The new theme is a minimalistic child-theme modification of the standard WordPress twentytwelve theme.
Let’s say you have your own Apache 2 setup in your home directory, and you want to build and install PHP as well, and set it up as an Apache module without root privileges (e.g. if you want to use a different PHP version than the one installed globally).
You may run into problems such as PHP’s configure script not detecting apxs2 (and thus not building an Apache module). Continue reading
I got fed up with waiting/pestering Richard Mitton (aka Kayamon / @grumpygiant) to integrate the Very Sleepy patches I’ve sent him last year or putting the code on a software forge, so I’m publishing my patches on GitHub myself.
Very Sleepy is a polling Windows profiler with a wxWidgets-based GUI. This is a fork of the latest released version at the time of writing (0.82).
There have been a few more forks of Very Sleepy (e.g. here and here), but these are based off older versions. It’s possible that their changes had already been merged into the official version.
Update: I’ve continued development of my fork, at the above-mentioned location. Check the GitHub project for the changelog, downloads, and more information.
While trying to set up my home network, I was dismayed that there was no simple way to test the DHCP server. Snooping packets is limited to examining existing traffic.
DHCP test tools exist (DHCPing and dhquery), however both are outdated and don’t work with the latest versions of their requirements, and both won’t work on Windows.
I’ve written a simple DHCP “client” which can receive and decode broadcasted DHCP replies, as well as send out DHCP “discover” packets.
SysInternals CacheSet has a limitation: it is unable to set a cache size larger than 4GB. This is due to the fact that it is a 32-bit application, and the respective API (NtSetSystemInformation) accepts new settings as a 32-bit byte count.
The solution: use the 64-bit API, which uses 64-bit integers.
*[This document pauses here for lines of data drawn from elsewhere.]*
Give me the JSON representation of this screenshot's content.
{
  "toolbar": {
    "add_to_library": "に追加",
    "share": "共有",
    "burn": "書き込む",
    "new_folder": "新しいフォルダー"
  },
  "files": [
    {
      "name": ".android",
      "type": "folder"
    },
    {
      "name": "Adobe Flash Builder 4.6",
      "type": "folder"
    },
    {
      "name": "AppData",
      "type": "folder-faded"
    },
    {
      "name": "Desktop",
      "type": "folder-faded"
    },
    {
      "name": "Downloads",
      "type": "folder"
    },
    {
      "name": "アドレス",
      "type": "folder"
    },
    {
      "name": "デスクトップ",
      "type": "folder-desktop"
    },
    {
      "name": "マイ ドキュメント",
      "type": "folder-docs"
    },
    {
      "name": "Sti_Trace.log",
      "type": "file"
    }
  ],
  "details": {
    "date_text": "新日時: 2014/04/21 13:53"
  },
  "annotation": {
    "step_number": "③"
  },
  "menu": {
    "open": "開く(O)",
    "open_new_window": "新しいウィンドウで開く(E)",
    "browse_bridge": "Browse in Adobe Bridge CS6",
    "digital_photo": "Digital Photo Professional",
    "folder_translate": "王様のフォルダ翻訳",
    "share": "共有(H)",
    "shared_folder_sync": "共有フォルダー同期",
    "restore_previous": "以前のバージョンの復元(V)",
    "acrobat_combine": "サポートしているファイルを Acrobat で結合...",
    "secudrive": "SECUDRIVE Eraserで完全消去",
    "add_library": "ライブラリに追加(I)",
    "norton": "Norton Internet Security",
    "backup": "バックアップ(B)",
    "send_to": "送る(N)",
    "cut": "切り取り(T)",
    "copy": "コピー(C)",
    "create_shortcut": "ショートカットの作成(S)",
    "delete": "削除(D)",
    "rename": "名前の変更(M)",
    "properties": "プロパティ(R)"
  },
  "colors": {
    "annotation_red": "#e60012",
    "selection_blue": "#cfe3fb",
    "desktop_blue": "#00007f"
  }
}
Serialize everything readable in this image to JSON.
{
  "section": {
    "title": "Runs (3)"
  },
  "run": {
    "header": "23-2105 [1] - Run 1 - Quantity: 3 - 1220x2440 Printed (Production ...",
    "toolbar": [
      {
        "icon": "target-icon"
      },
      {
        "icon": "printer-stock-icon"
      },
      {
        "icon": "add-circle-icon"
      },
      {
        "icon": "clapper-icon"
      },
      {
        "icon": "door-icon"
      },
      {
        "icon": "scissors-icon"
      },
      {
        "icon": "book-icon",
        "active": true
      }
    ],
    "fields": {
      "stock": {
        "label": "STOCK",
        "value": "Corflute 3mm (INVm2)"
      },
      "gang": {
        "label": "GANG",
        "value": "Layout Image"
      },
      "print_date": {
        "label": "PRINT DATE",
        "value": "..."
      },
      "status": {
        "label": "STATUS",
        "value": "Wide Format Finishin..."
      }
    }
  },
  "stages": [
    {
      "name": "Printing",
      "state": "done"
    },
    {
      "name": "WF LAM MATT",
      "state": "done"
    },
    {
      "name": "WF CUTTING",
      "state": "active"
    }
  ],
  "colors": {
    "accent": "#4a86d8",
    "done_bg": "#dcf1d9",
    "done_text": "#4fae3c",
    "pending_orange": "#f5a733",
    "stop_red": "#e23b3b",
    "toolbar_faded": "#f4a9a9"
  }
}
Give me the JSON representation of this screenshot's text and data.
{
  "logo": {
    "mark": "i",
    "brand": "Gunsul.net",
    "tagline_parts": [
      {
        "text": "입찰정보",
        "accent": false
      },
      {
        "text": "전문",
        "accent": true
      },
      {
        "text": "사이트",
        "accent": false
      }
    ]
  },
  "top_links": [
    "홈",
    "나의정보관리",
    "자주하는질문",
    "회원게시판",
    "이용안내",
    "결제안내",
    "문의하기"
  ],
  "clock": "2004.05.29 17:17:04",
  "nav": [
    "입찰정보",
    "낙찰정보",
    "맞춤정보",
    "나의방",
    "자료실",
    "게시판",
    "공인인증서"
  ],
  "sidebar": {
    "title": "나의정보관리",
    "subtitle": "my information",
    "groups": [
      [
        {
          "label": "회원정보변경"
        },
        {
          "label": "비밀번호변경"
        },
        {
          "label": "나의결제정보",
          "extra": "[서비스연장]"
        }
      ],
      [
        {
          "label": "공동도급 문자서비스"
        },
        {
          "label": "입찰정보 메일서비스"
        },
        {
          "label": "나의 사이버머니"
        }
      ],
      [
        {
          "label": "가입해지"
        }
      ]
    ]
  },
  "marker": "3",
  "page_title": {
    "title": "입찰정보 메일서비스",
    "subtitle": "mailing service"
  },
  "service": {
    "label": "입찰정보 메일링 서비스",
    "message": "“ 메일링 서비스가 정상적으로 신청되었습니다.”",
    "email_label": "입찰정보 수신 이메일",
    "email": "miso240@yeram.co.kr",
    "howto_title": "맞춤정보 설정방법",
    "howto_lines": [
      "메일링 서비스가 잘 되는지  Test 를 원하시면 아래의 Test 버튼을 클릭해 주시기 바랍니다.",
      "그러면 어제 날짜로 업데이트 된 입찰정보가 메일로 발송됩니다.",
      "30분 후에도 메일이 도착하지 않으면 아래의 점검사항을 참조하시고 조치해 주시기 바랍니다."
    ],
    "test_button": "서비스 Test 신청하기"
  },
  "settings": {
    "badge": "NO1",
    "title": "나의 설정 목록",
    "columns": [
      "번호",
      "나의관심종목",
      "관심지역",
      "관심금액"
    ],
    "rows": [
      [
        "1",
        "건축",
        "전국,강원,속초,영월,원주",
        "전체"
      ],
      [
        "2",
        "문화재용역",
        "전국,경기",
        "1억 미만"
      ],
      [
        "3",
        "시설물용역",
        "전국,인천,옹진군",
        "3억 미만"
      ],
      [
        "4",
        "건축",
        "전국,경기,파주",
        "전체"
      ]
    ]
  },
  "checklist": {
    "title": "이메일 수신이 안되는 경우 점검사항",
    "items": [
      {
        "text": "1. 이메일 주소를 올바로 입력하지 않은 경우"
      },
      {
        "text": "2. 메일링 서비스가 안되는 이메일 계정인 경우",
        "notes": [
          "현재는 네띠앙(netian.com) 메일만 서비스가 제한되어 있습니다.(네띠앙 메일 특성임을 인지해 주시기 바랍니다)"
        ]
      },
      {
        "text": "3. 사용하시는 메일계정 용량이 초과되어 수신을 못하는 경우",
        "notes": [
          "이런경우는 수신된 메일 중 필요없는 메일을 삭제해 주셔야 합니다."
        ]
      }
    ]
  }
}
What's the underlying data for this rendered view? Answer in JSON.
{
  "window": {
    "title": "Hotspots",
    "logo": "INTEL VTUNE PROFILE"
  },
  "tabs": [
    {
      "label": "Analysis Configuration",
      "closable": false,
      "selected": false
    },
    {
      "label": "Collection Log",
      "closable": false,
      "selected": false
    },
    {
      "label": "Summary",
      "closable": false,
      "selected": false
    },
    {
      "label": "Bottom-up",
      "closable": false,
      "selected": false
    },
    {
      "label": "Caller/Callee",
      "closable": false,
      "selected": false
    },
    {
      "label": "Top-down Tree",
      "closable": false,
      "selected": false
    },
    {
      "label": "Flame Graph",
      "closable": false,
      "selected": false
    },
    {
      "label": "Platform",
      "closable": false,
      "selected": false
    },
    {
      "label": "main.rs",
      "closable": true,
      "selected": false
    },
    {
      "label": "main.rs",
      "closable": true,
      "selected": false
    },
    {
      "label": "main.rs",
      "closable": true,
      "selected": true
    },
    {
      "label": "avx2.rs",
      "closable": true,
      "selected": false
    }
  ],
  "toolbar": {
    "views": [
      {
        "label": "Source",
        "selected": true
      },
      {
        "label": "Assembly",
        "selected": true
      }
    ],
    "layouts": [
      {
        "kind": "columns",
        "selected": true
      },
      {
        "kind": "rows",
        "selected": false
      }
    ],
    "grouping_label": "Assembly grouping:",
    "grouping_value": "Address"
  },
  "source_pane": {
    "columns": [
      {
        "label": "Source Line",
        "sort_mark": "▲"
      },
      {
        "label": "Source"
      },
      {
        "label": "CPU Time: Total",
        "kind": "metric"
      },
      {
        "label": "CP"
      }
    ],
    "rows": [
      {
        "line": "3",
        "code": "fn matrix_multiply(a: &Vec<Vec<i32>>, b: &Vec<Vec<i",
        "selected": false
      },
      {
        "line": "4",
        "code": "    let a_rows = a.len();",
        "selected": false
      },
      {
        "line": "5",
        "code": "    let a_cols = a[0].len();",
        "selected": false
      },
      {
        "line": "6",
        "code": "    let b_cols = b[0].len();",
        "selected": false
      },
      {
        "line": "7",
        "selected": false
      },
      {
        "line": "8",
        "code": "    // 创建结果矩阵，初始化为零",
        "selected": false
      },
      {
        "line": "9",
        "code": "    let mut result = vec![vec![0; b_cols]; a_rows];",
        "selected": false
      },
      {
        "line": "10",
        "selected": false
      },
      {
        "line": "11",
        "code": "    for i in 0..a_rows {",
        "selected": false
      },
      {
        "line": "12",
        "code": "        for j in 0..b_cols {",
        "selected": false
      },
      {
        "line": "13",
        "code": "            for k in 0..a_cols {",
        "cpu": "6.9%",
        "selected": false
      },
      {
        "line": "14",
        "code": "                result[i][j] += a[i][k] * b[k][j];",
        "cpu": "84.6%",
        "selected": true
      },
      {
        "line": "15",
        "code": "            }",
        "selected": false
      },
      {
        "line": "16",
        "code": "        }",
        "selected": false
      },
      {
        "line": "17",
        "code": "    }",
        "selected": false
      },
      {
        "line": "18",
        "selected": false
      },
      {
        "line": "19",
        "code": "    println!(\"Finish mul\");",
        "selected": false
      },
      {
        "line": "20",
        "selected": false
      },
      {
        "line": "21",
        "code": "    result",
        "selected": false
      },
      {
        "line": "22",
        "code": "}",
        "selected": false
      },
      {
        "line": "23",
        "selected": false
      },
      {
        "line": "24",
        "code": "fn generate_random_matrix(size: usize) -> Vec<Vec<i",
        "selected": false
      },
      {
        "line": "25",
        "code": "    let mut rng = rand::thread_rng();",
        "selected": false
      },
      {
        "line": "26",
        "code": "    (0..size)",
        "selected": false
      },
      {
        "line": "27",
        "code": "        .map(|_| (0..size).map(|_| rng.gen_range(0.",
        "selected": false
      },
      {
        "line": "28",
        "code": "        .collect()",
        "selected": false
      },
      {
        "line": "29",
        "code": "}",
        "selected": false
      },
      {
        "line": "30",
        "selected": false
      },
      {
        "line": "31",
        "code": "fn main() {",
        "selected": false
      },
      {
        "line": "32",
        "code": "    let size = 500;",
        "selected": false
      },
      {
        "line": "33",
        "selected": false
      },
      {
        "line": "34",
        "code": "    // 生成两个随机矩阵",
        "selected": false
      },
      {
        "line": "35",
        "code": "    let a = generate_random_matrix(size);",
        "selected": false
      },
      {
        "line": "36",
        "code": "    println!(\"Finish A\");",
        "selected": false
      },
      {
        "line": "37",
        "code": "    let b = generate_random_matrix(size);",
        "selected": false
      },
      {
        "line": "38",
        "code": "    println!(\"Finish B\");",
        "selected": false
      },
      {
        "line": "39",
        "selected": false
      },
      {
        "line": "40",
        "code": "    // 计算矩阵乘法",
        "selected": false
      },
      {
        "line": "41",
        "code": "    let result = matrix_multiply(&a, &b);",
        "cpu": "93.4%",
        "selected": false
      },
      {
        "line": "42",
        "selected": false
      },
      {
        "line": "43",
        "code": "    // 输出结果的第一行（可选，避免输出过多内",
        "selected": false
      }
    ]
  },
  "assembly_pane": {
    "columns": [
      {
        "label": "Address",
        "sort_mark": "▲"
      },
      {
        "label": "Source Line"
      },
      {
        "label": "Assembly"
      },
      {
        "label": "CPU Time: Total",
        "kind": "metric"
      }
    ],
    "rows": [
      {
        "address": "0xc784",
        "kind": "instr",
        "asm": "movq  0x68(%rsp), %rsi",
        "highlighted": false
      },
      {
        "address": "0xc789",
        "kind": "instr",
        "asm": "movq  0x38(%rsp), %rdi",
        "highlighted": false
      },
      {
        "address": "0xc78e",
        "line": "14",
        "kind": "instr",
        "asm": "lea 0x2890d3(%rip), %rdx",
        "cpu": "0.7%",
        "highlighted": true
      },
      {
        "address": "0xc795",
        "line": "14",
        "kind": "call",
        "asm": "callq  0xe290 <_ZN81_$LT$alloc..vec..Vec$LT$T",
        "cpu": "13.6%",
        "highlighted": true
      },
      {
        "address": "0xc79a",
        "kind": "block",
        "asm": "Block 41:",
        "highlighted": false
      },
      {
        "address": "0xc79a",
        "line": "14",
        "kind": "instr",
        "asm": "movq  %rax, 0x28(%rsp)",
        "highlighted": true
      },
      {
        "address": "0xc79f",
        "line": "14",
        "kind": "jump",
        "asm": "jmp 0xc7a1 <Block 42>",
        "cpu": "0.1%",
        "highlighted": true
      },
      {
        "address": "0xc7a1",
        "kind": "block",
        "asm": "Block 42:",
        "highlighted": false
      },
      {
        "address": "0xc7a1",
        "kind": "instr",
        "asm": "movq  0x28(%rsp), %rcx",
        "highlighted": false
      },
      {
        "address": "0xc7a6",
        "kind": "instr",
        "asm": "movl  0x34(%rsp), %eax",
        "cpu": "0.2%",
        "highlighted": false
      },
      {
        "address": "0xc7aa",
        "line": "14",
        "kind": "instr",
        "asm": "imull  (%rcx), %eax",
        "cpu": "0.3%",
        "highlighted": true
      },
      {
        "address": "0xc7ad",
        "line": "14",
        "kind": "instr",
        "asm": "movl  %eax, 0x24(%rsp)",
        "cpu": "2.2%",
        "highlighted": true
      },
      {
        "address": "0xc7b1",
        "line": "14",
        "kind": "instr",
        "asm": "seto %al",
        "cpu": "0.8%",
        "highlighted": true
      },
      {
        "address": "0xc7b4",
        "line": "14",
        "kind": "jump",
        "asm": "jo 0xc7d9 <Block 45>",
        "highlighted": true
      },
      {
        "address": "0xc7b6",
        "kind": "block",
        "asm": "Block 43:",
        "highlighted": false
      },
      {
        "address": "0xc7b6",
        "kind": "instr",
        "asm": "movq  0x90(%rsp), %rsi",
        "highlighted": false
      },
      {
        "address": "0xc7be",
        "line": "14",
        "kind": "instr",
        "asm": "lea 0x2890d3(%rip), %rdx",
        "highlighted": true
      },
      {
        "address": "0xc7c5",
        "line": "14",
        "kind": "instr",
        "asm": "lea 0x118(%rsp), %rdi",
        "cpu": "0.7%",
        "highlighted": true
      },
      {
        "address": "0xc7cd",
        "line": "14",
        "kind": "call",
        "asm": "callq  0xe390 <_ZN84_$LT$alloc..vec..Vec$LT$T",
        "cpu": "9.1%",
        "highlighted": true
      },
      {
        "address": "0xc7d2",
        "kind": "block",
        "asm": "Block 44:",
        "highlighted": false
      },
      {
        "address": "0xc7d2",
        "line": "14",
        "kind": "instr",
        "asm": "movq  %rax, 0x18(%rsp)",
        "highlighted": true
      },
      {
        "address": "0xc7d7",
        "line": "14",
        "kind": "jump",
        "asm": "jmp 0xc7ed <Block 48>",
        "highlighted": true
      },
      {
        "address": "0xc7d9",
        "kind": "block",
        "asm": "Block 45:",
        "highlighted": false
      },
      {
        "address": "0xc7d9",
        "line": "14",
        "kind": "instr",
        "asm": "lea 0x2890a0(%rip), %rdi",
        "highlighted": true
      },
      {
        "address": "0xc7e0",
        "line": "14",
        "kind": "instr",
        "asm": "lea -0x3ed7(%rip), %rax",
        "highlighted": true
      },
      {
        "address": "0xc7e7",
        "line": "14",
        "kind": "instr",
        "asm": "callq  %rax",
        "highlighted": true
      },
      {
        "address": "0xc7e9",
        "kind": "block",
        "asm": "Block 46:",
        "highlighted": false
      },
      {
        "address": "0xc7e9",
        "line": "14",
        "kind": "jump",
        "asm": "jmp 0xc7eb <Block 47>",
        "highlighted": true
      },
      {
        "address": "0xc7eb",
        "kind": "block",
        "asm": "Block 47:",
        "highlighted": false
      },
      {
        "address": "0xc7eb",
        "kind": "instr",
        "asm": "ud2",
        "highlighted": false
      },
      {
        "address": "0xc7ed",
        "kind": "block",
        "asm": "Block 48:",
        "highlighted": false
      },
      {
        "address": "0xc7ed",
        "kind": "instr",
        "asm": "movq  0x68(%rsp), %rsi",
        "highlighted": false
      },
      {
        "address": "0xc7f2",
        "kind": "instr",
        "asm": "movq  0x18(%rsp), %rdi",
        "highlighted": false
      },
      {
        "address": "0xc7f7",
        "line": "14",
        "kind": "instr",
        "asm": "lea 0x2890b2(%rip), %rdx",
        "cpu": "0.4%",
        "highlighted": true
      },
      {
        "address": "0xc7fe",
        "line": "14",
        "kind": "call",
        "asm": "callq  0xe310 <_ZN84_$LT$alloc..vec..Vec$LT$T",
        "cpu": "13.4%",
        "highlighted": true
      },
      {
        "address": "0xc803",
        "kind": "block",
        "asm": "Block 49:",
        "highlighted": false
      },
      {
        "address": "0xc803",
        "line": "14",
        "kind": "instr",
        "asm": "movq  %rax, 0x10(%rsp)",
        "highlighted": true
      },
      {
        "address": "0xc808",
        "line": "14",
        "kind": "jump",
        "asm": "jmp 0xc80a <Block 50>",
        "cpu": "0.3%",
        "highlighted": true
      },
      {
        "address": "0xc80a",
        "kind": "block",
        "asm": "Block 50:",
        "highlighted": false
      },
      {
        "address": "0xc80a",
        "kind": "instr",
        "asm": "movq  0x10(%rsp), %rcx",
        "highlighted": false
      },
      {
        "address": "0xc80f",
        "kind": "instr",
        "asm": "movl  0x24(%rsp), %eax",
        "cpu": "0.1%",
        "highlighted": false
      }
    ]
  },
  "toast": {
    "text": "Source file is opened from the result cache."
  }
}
I’ve written a very simple 64-bit CacheSet-alike – just enter the desired cache size (in bytes). You can use the original CacheSet to check the new settings (just don’t hit “Apply”, or your settings might get clobbered).